- Your task -
Only lines holding the word "Geometry" are wanted. Copy them from the listing below.

[Dataset excerpts — start]

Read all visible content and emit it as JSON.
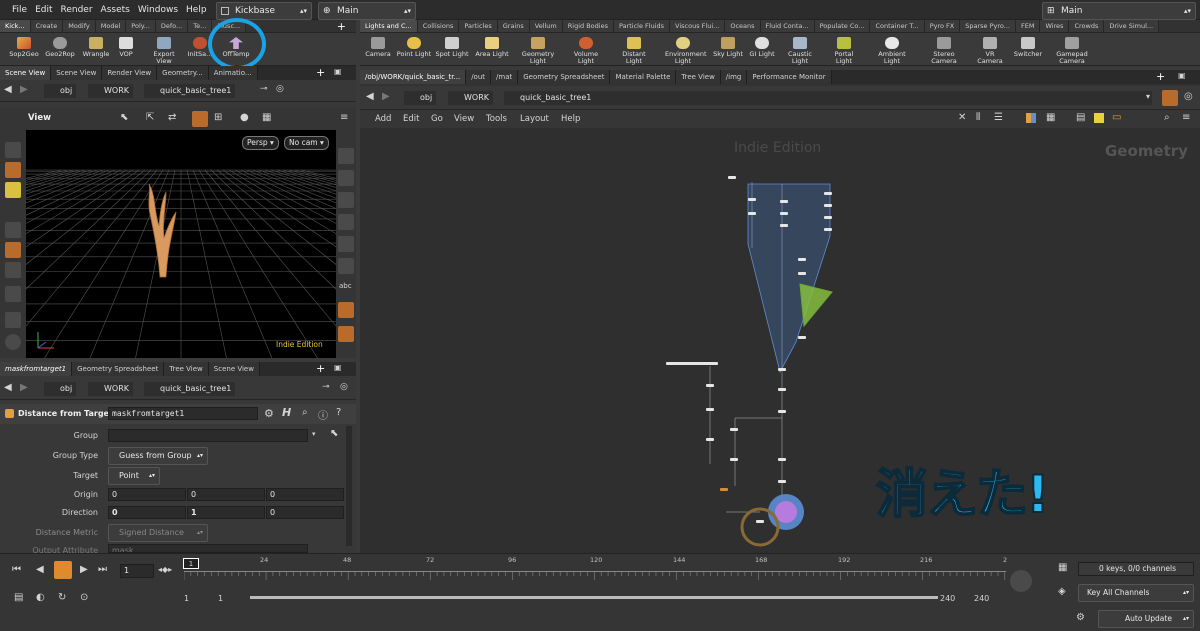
{
  "menu": [
    "File",
    "Edit",
    "Render",
    "Assets",
    "Windows",
    "Help"
  ],
  "desktop": "Kickbase",
  "context_left": "Main",
  "context_right": "Main",
  "shelf_left_tabs": [
    "Kick...",
    "Create",
    "Modify",
    "Model",
    "Poly...",
    "Defo...",
    "Te...",
    "Musc..."
  ],
  "shelf_left_tools": [
    "Sop2Geo",
    "Geo2Rop",
    "Wrangle",
    "VOP",
    "Export View",
    "InitSa...",
    "OffTemp"
  ],
  "shelf_right_tabs": [
    "Lights and C...",
    "Collisions",
    "Particles",
    "Grains",
    "Vellum",
    "Rigid Bodies",
    "Particle Fluids",
    "Viscous Flui...",
    "Oceans",
    "Fluid Conta...",
    "Populate Co...",
    "Container T...",
    "Pyro FX",
    "Sparse Pyro...",
    "FEM",
    "Wires",
    "Crowds",
    "Drive Simul..."
  ],
  "shelf_right_tools": [
    "Camera",
    "Point Light",
    "Spot Light",
    "Area Light",
    "Geometry Light",
    "Volume Light",
    "Distant Light",
    "Environment Light",
    "Sky Light",
    "GI Light",
    "Caustic Light",
    "Portal Light",
    "Ambient Light",
    "Stereo Camera",
    "VR Camera",
    "Switcher",
    "Gamepad Camera"
  ],
  "left_top_tabs": [
    "Scene View",
    "Scene View",
    "Render View",
    "Geometry...",
    "Animatio..."
  ],
  "path": {
    "obj": "obj",
    "work": "WORK",
    "node": "quick_basic_tree1"
  },
  "viewport": {
    "title": "View",
    "persp": "Persp",
    "cam": "No cam",
    "edition": "Indie Edition",
    "text_tool": "abc"
  },
  "right_tabs": [
    "/obj/WORK/quick_basic_tr...",
    "/out",
    "/mat",
    "Geometry Spreadsheet",
    "Material Palette",
    "Tree View",
    "/img",
    "Performance Monitor"
  ],
  "network_menu": [
    "Add",
    "Edit",
    "Go",
    "View",
    "Tools",
    "Layout",
    "Help"
  ],
  "network": {
    "watermark": "Indie Edition",
    "context": "Geometry",
    "overlay": "消えた!"
  },
  "param_tabs": [
    "maskfromtarget1",
    "Geometry Spreadsheet",
    "Tree View",
    "Scene View"
  ],
  "param": {
    "node_type": "Distance from Target",
    "node_name": "maskfromtarget1",
    "group_label": "Group",
    "group_value": "",
    "group_type_label": "Group Type",
    "group_type_value": "Guess from Group",
    "target_label": "Target",
    "target_value": "Point",
    "origin_label": "Origin",
    "origin": [
      "0",
      "0",
      "0"
    ],
    "direction_label": "Direction",
    "direction": [
      "0",
      "1",
      "0"
    ],
    "metric_label": "Distance Metric",
    "metric_value": "Signed Distance",
    "output_label": "Output Attribute",
    "output_value": "mask"
  },
  "timeline": {
    "ticks": [
      "24",
      "48",
      "72",
      "96",
      "120",
      "144",
      "168",
      "192",
      "216",
      "2"
    ],
    "frame": "1",
    "frame_marker": "1",
    "start": "1",
    "start2": "1",
    "end": "240",
    "end2": "240"
  },
  "status": {
    "keys": "0 keys, 0/0 channels",
    "key_all": "Key All Channels",
    "auto_update": "Auto Update"
  },
  "colors": {
    "accent": "#e08a2e",
    "highlight_circle": "#19a3e6",
    "overlay_text": "#2db8ef",
    "network_box": "#5b8ed6",
    "green_node": "#8bc53f",
    "purple_node": "#b77be0"
  }
}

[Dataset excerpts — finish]

- Answer space -
    "Geometry Light",
    "Geometry...",
    "Geometry Spreadsheet",
    "context": "Geometry",
    "Geometry Spreadsheet",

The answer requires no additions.